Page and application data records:
____________
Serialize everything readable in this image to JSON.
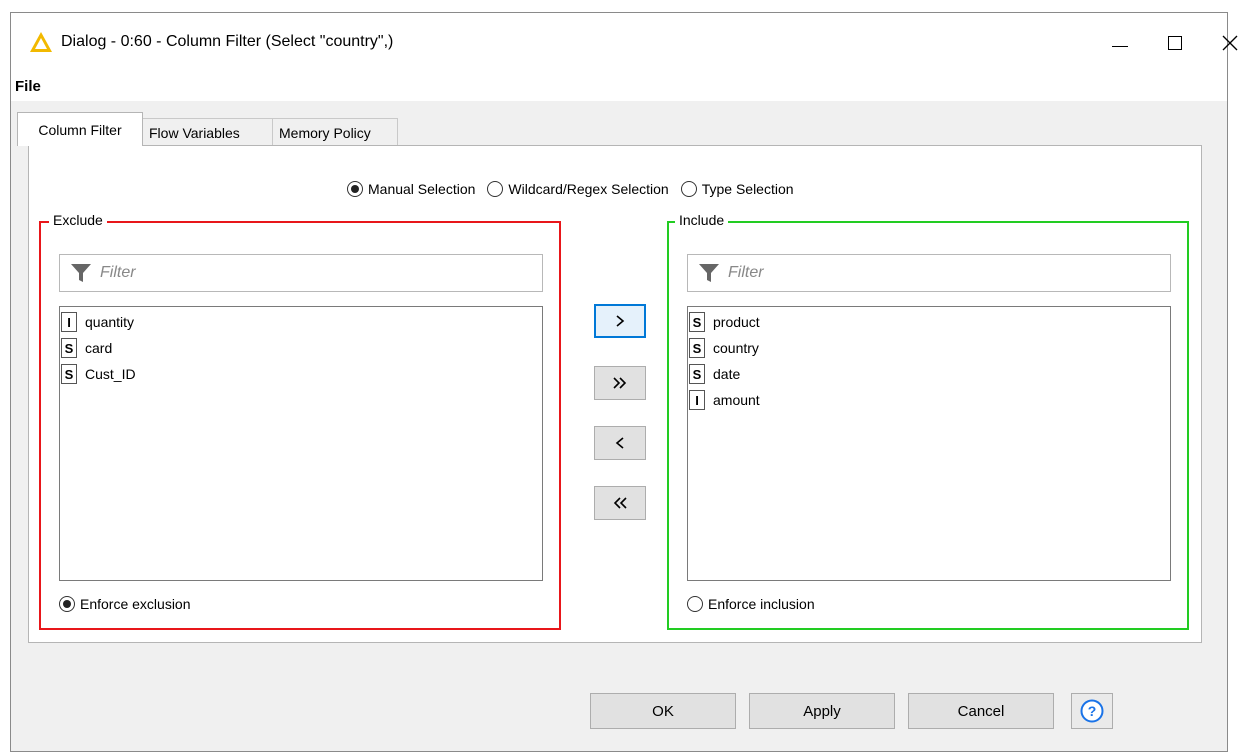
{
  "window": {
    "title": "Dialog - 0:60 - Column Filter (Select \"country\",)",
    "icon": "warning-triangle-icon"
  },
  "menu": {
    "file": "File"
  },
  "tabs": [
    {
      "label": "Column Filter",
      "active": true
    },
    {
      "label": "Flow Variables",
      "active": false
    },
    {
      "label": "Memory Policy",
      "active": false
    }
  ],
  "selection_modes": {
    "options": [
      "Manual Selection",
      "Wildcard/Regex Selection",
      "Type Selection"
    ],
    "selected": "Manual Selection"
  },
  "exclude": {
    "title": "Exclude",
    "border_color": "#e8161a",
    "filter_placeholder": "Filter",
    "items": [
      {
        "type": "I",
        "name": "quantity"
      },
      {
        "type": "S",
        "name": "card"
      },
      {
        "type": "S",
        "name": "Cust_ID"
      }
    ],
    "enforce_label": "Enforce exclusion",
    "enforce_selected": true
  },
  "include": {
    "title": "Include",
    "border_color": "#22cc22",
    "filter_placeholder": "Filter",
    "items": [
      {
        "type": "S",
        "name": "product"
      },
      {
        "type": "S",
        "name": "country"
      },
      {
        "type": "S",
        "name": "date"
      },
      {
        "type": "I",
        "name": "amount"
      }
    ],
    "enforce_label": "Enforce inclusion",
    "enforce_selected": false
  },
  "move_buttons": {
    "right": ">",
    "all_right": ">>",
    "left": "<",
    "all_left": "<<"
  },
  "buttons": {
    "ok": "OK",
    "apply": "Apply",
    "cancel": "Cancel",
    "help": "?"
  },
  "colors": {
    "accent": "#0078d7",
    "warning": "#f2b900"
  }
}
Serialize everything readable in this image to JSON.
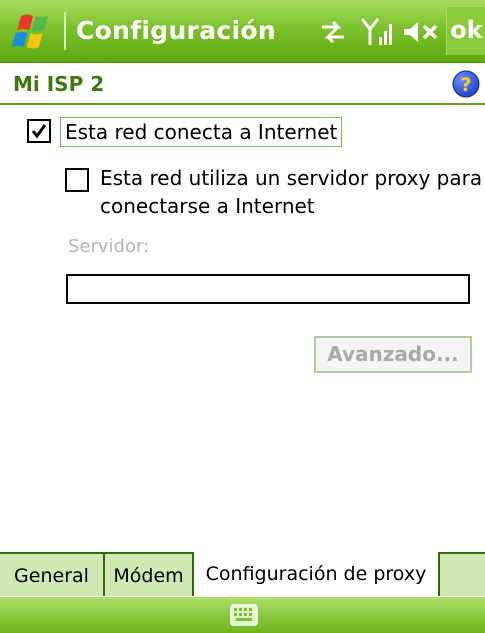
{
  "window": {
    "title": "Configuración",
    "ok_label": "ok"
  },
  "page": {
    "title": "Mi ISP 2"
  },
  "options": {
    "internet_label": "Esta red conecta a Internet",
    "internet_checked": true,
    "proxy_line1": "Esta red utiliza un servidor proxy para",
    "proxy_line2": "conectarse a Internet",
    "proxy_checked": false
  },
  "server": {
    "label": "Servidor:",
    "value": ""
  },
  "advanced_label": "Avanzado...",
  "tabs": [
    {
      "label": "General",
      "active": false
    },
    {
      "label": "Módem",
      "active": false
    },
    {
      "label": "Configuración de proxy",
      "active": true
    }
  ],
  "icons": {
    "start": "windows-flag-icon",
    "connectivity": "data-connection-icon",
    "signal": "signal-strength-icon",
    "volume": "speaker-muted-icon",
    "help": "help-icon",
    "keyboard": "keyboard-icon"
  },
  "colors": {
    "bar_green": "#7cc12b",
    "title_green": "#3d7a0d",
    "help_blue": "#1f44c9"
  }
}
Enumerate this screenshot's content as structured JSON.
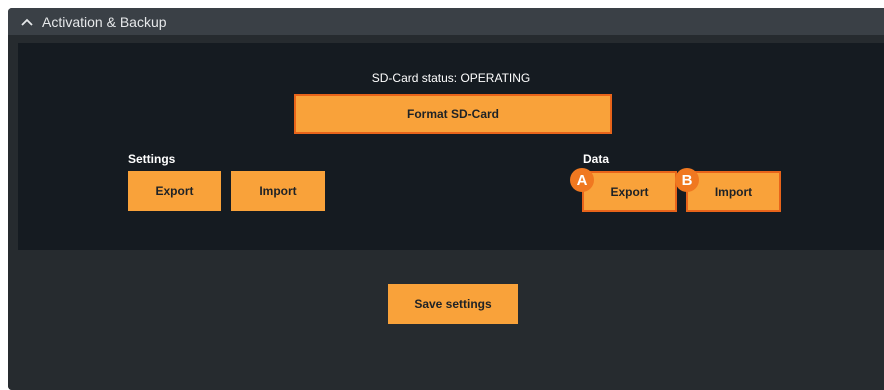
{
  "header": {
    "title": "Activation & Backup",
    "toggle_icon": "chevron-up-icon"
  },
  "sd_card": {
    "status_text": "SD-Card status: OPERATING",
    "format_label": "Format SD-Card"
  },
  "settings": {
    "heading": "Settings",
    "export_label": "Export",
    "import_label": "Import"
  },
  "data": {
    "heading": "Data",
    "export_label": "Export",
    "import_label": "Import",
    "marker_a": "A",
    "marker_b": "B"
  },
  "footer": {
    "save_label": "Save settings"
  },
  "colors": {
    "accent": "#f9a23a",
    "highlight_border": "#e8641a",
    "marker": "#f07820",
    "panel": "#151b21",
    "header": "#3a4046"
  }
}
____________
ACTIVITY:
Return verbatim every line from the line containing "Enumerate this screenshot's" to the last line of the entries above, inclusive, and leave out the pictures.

PROBLEM SOLUTION:
Enumerate this screenshot's content as structured JSON.
{
  "header": {
    "title": "Activation & Backup",
    "toggle_icon": "chevron-up-icon"
  },
  "sd_card": {
    "status_text": "SD-Card status: OPERATING",
    "format_label": "Format SD-Card"
  },
  "settings": {
    "heading": "Settings",
    "export_label": "Export",
    "import_label": "Import"
  },
  "data": {
    "heading": "Data",
    "export_label": "Export",
    "import_label": "Import",
    "marker_a": "A",
    "marker_b": "B"
  },
  "footer": {
    "save_label": "Save settings"
  },
  "colors": {
    "accent": "#f9a23a",
    "highlight_border": "#e8641a",
    "marker": "#f07820",
    "panel": "#151b21",
    "header": "#3a4046"
  }
}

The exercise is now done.